*** DATA TO PROCESS Section Begins ***
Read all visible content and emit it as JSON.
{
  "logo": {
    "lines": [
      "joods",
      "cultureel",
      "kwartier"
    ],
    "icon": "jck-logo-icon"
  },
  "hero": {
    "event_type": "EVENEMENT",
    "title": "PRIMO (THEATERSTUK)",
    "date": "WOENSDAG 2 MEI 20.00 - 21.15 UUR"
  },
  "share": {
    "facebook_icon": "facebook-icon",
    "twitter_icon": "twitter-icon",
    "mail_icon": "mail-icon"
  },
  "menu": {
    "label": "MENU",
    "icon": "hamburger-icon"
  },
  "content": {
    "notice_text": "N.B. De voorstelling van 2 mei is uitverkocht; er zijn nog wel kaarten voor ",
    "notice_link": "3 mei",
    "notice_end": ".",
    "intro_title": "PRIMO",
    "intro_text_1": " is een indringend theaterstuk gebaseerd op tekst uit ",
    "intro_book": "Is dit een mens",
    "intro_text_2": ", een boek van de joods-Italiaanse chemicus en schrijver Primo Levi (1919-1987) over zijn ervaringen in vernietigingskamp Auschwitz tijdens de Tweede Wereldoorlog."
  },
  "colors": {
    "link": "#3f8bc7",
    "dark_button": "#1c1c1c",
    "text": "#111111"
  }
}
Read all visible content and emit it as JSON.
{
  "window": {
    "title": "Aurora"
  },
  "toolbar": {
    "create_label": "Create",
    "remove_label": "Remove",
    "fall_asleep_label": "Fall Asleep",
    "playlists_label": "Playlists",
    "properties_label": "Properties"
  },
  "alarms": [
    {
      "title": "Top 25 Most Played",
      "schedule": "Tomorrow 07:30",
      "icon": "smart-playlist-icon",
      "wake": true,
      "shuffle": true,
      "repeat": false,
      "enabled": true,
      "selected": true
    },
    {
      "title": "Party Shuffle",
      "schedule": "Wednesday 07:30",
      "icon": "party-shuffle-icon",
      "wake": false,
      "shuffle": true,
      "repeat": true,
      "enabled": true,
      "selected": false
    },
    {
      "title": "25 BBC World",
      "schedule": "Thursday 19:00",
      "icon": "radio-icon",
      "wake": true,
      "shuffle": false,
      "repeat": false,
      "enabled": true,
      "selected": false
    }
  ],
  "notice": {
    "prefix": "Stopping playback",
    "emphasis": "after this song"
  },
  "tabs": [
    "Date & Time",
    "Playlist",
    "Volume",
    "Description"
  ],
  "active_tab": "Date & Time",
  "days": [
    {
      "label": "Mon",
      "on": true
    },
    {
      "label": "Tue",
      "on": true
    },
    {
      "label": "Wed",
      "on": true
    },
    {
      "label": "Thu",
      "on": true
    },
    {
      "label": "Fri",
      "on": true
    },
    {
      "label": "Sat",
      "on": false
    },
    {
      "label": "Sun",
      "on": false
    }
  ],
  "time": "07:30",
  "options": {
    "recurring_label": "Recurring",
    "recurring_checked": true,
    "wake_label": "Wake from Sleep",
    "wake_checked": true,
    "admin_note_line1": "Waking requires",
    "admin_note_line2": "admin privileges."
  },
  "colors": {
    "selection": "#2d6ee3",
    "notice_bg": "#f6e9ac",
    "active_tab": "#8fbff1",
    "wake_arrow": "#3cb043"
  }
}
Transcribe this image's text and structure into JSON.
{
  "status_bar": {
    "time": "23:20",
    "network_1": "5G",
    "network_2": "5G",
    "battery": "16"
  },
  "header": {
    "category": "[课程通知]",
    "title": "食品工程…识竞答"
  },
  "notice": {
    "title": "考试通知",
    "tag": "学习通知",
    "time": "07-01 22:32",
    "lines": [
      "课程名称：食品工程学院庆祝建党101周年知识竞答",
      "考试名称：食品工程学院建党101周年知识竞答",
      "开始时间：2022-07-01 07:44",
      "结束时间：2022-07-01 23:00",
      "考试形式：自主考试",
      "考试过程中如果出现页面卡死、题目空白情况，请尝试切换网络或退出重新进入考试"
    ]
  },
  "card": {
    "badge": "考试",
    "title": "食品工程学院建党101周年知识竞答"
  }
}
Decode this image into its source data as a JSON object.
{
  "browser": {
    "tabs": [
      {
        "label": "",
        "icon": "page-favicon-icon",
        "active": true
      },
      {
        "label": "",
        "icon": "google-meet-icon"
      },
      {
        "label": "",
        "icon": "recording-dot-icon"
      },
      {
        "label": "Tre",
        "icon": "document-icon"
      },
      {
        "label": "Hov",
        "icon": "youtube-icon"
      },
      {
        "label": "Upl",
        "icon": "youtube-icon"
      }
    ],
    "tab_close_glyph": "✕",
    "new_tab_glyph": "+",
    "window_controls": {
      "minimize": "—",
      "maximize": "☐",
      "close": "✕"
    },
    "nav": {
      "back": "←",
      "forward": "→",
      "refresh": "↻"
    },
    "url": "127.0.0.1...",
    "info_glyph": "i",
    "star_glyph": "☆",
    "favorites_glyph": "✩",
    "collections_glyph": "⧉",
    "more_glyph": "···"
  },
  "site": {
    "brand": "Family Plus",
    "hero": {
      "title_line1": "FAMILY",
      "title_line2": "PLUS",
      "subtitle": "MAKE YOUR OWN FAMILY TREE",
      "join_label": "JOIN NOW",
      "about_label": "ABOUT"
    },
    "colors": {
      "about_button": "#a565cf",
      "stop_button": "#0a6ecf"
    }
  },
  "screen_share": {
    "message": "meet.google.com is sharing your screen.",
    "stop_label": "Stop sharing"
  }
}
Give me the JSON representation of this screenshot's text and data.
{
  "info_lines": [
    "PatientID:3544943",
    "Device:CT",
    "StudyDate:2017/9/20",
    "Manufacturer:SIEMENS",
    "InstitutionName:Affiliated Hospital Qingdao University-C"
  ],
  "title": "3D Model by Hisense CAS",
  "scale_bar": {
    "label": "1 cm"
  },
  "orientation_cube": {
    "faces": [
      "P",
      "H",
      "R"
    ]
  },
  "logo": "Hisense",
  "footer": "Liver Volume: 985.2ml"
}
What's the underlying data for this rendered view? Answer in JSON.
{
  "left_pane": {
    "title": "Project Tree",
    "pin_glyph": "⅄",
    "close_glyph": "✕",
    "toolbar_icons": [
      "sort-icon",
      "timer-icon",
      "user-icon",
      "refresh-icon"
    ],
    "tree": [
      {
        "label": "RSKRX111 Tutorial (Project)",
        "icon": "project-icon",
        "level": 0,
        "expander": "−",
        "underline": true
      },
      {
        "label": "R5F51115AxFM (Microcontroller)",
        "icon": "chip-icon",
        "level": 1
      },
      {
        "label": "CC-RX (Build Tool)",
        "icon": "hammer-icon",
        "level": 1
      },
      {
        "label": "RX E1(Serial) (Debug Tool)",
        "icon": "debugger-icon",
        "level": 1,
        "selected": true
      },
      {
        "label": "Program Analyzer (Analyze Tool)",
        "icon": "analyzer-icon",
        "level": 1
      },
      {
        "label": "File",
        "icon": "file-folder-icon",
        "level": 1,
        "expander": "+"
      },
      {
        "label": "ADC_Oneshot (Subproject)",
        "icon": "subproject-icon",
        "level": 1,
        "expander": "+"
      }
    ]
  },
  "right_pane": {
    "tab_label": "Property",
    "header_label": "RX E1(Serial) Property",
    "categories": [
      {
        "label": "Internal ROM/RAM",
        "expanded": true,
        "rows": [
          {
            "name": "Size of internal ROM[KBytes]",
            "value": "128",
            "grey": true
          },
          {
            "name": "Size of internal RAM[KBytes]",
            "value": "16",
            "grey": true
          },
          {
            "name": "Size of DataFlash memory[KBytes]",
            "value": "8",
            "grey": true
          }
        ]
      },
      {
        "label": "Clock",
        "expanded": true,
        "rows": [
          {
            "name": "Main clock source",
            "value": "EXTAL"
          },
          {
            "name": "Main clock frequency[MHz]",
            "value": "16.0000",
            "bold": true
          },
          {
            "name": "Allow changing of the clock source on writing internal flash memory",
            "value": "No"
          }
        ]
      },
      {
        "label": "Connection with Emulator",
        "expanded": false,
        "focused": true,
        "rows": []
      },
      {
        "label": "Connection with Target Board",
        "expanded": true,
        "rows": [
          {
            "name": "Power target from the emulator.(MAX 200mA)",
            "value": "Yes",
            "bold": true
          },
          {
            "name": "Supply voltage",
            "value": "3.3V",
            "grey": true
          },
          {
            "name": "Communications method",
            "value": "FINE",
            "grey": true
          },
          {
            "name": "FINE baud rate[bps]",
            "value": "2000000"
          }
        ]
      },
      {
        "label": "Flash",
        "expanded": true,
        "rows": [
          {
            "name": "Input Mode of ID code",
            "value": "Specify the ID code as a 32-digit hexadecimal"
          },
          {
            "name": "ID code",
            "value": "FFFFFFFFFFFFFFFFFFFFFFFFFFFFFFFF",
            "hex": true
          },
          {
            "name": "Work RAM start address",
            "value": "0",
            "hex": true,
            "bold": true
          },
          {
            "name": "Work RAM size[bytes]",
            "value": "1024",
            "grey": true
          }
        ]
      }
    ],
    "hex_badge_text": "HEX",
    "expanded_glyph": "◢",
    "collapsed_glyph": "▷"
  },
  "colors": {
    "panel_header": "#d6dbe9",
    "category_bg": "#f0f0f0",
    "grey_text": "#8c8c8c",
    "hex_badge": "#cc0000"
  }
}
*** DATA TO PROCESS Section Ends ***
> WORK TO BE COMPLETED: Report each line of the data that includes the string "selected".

> RESULT FOR THIS EXERCISE:
      "selected": true
      "selected": false
      "selected": false
        "selected": true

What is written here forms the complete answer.